Bat activity at a major road in Sweden
Humans have changed ecosystems steadily over the years, leading to habitat fragmentation and loss. Road- and railroad networks are rapidly expanding around the world and disintegrating natural landscapes. Habitat loss, habitat fragmentation and habitat degradation are three factors why bat species are threatened, and infrastructure such as roads has the potential to contribute to all of these factors. This is the first study of bats and the impact roads have on bats in Sweden. In this study we tested whether the major road acts as a barrier to movement of four different taxa of bats.
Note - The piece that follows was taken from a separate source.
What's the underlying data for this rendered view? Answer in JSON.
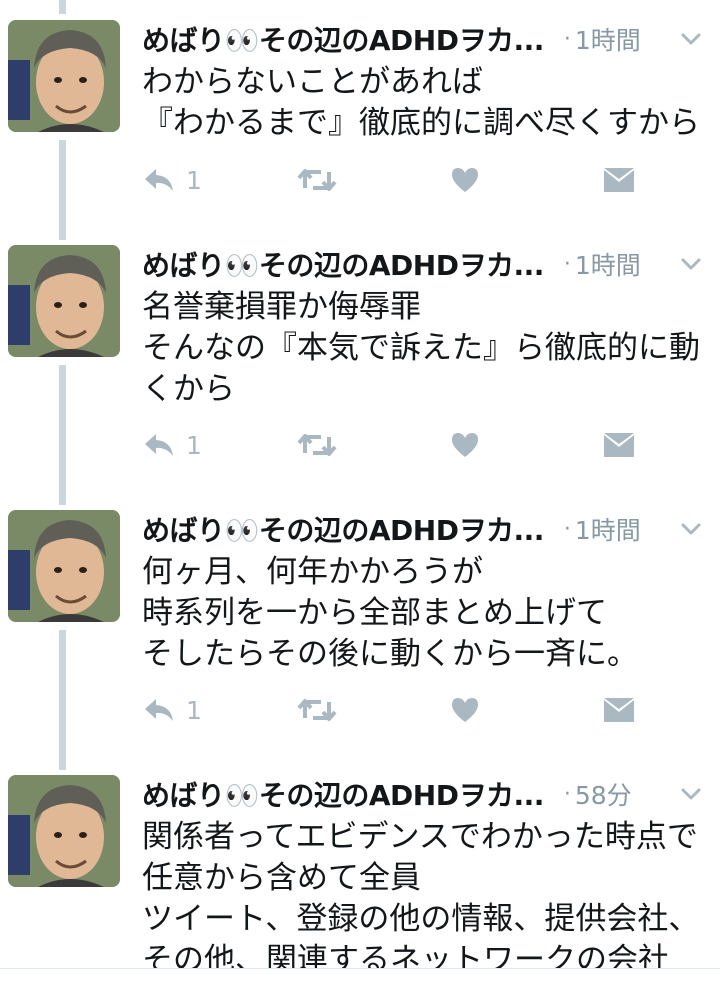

Especially we focused on the activity of Myotis species at various environments in the landscape in relation to a major road. We placed auto boxes that automatically record bat ultra sounds in 34 study sites around Enköping for seven weeks. We had 8 sites along a major road, 8 sites in open gaps between forests without any roads, 4 sites at wildlife passages and 14 control sites within the forest. The results of this study show avoidance behaviour in Myotis, and Eptesicus species. For Nyctalus` the road does not reveal to be any obstacle. Observations of Pipistrellus species were too few to draw any conclusions. An important conclusion in this study is that there is not a difference in Myotis- activity between the road and open gaps in the forest. Both types of openings are avoided. However, wildlife passages are used for foraging and commuting. It is important to do further studies to improve the mitigation measures for bats in infrastructure projects in Sweden. More knowledge about the different taxa’s behaviour near major roads and an understanding of the thresholds, such as limit
distances for Myotis in open gaps are necessary to draw conclusions about mitigation measures and alternatives for ecoducts.
Författare: Amanda Sjölund